Fed minutes unlikely to bring more details on policy changes

From CNN Business' Anneken Tappe

The Federal Reserve is due to publish the minutes from its latest monetary policy meeting this afternoon and investors are anxiously waiting to learn what was said during the meeting.

Lindsey Piegza, chief economist at Stifel, would love to see some details on the central bank's exit strategy from its current monetary policy stance. "But we're unlikely to see that," she admitted during the CNN Business digital live show Markets Now.

"I think we've seen a lot of data that suggest the US economy is on a much stronger trajectory than expected, [...] but from the Fed's perspective they've been pretty clear," Piegza said: The central bank wants to keep its policy where it is while the economy continues to recover.

And any changes to its policies won't be a surprise either. "The Fed has been very clear that it wants to be as transparent with the market as possible," Piegza added.

12:04 p.m. ET, April 7, 2021

It's midday and the market is flashing red

From CNN Business' Anneken Tappe

All three major stock indexes are down at midday.
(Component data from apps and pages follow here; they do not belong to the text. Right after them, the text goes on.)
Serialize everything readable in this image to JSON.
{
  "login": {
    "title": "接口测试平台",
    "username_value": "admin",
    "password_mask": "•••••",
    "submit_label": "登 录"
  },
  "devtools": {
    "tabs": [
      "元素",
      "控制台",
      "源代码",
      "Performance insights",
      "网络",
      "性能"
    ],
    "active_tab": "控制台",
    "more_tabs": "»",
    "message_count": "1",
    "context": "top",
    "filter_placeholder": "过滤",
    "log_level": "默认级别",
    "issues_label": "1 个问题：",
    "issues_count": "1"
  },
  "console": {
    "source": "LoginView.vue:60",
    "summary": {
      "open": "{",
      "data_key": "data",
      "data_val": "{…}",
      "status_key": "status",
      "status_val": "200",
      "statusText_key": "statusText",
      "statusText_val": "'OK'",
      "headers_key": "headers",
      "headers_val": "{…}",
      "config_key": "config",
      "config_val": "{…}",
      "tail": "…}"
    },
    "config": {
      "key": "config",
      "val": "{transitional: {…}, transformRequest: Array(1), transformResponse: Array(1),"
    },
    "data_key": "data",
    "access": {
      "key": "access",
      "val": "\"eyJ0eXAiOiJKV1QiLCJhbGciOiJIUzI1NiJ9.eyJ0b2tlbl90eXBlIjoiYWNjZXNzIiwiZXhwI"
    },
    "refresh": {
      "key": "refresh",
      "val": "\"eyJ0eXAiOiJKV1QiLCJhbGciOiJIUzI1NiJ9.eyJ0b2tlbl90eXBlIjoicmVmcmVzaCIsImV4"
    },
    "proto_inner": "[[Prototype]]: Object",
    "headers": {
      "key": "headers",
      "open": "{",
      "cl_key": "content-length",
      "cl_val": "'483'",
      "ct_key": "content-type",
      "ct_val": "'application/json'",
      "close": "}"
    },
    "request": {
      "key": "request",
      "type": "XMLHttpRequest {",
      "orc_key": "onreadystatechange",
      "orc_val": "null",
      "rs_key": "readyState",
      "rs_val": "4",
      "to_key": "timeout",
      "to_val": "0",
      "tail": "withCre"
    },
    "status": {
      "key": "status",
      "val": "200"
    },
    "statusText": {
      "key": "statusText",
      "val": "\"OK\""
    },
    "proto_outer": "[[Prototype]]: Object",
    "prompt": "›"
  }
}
In fact it's a pretty red day across the board.

The Dow is down 0.2%, or 59 points, around lunchtime, while the broader S&P 500 is little changed. The Nasdaq Composite dipped 0.1%.
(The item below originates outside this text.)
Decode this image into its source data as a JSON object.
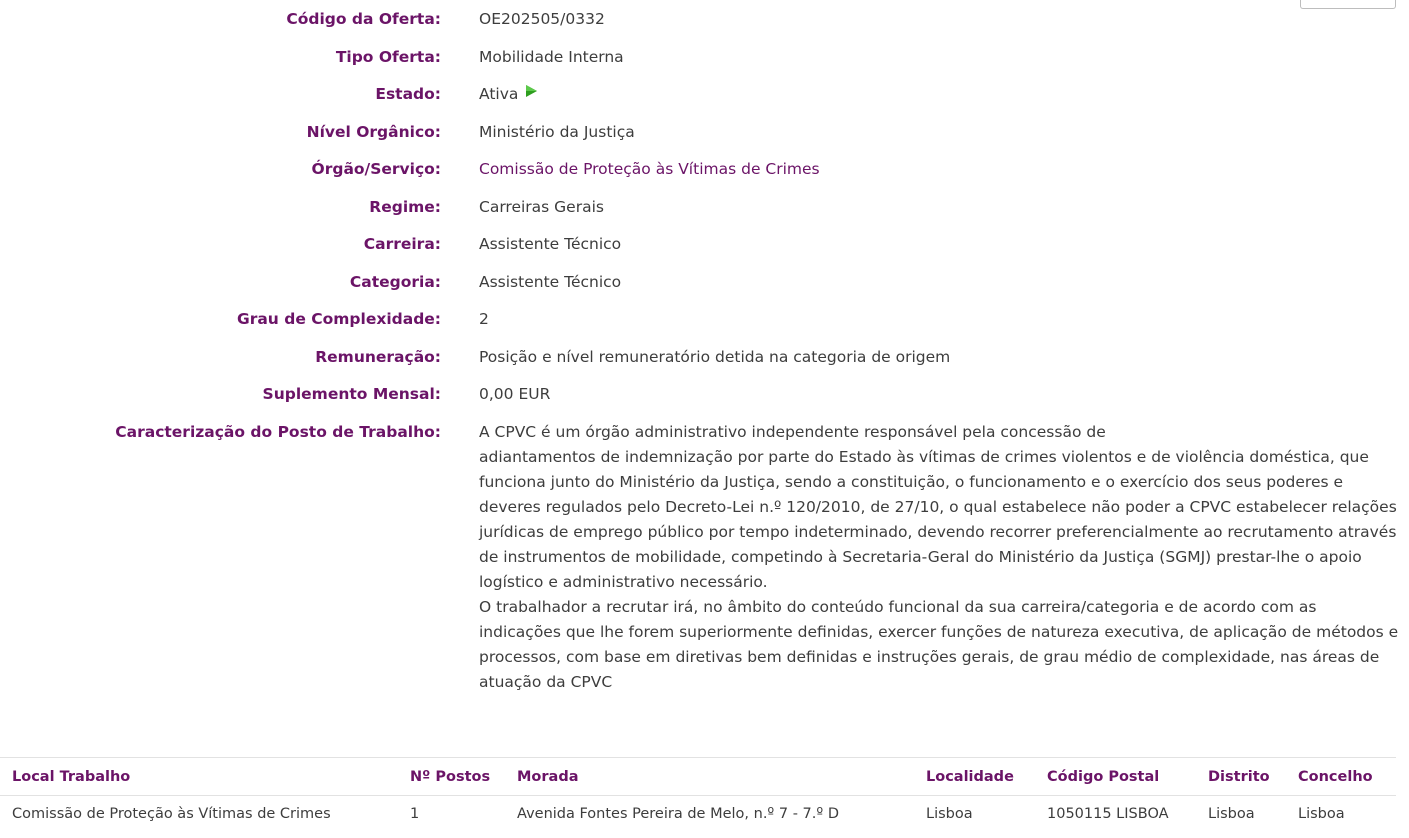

The 10-year US Treasury bond yield is also down, meaning that bond prices are ticking higher as yields and prices move in opposition to each other. The 10-year bond yielded roughly 1.64% around midday.

Elsewhere, the US dollar index is little changed at 92.3. In the commodities world, US oil futures are down 1.7% at $58.32 per barrel and gold prices are down 0.2% at $1,738 an ounce.
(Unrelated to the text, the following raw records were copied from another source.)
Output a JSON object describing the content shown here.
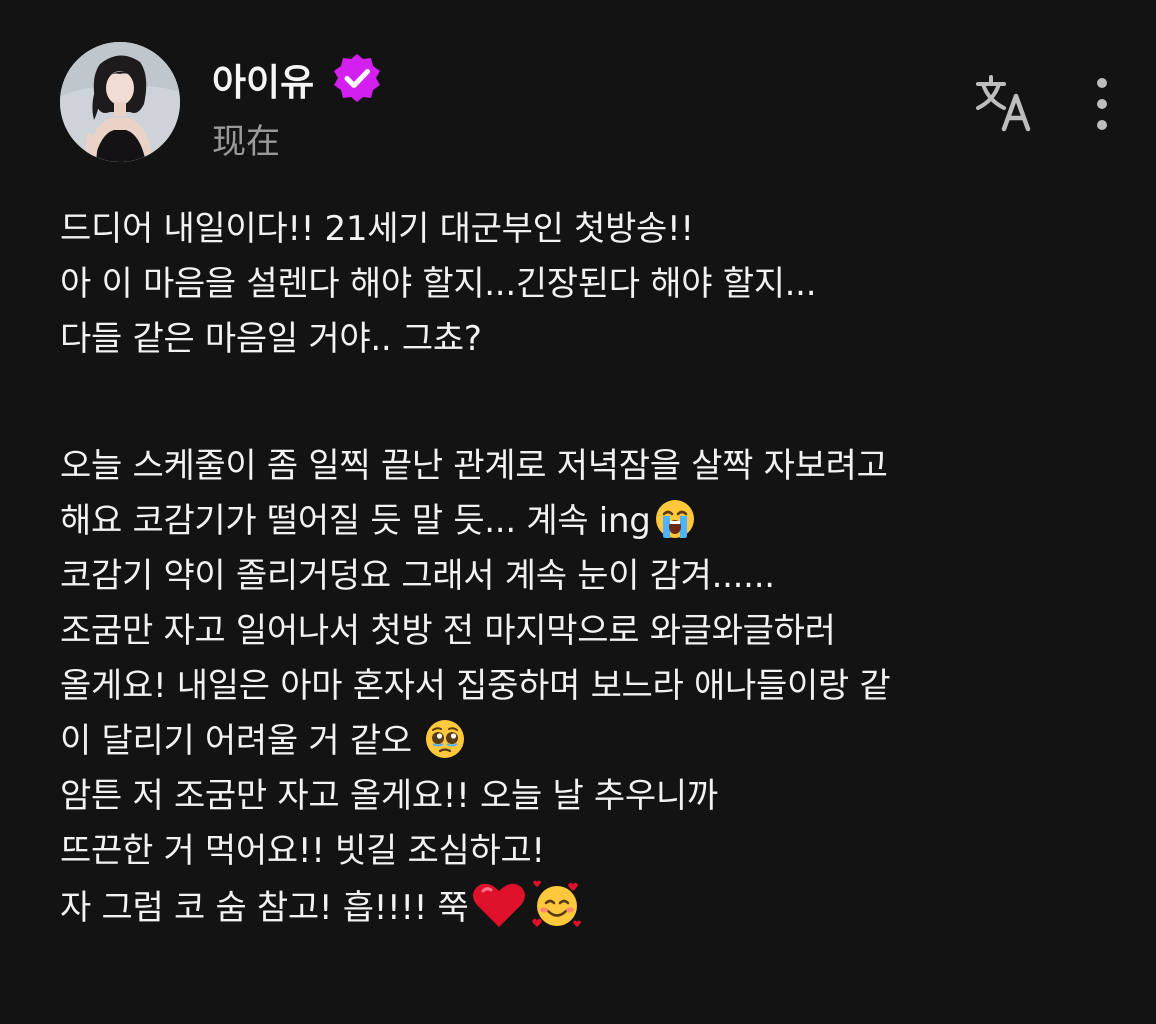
{
  "post": {
    "author": {
      "name": "아이유",
      "verified": true,
      "avatar": "profile-photo",
      "badge_color": "#d31ff0"
    },
    "timestamp": "现在",
    "actions": {
      "translate_icon": "translate-icon",
      "more_icon": "more-vertical-icon"
    },
    "body_lines": [
      "드디어 내일이다!! 21세기 대군부인 첫방송!!",
      "아 이 마음을 설렌다 해야 할지...긴장된다 해야 할지...",
      "다들 같은 마음일 거야.. 그쵸?",
      "",
      "오늘 스케줄이 좀 일찍 끝난 관계로 저녁잠을 살짝 자보려고",
      "해요 코감기가 떨어질 듯 말 듯... 계속 ing",
      "코감기 약이 졸리거덩요 그래서 계속 눈이 감겨......",
      "조굼만 자고 일어나서 첫방 전 마지막으로 와글와글하러",
      "올게요! 내일은 아마 혼자서 집중하며 보느라 애나들이랑 같",
      "이 달리기 어려울 거 같오",
      "암튼 저 조굼만 자고 올게요!! 오늘 날 추우니까",
      "뜨끈한 거 먹어요!! 빗길 조심하고!",
      "자 그럼 코 숨 참고! 흡!!!! 쭉"
    ],
    "emojis": {
      "line_6": "loudly-crying-face-emoji",
      "line_10": "pleading-face-emoji",
      "line_13": [
        "red-heart-emoji",
        "smiling-face-with-hearts-emoji"
      ]
    }
  }
}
11:58 a.m. ET, April 7, 2021

Goldilocks or a Volcker moment? Dimon lays out the boom-bust scenarios

From CNN Business' Matt Egan

JPMorgan Chase CEO Jamie Dimon says there is reason to be optimistic that the economic recovery from the pandemic will be just right -- not too hot and not too cold.

"It is possible that we will have a Goldilocks moment -- fast and sustained growth, inflation that moves up gently (but not too much) and interest rates that rise (but not too much)," Dimon wrote in his annual shareholder letter.

A long-lasting economic boom would help America pay down its pile of debt.

And the Fed could more easily exit its emergency programs, Dimon said, because doing so won't "stop a roaring economy," even if it causes "a little market turmoil."

But the JPMorgan boss also warns there is a risk the economy overheats, with surging inflation that forces the Fed to resort to Volcker-style rate hikes that prematurely end the recovery.

"Much of the stimulus may very well hit when the economy is doing quite well," Dimon said. "I am reminded of when Paul Volcker effectively raised interest rates by 200 basis points on a Saturday night."

That scenario would raise the cost of US debt and leave the country entering a recession with very high deficits.

9:32 a.m. ET, April 7, 2021

Stocks open lower

From CNN Business' Anneken Tappe

US stocks dipped lower at the opening bell in New York Wednesday.

Economic data showed the US trade deficit widened to a historic high of $71 billion in February, and investors are awaiting the Federal Reserve’s latest meeting minutes due in the early afternoon.

9:30 a.m. ET, April 7, 2021

IMF: Tax increases could help the pandemic recovery

From CNN Business' Anneken Tappe

A woman walks past an International Monetary Fund headquarters (IMF) building in Washington, DC on April 5, 2021.
A woman walks past an International Monetary Fund headquarters (IMF) building in Washington, DC on April 5, 2021. Mandel Ngan/AFP/Getty Images

The International Monetary Fund suggested Wednesday that some nations should use additional taxes to help recover from the pandemic.

"Countries with robust tax systems may consider levying temporary Covid-19 recovery contributions as supplements to top personal income tax rates," the organization said in a report.

This could be in the form of temporary personal income tax hikes, or levies on companies' "excess" profits, to ensure that businesses that are struggling as a result of the pandemic aren't affected by it.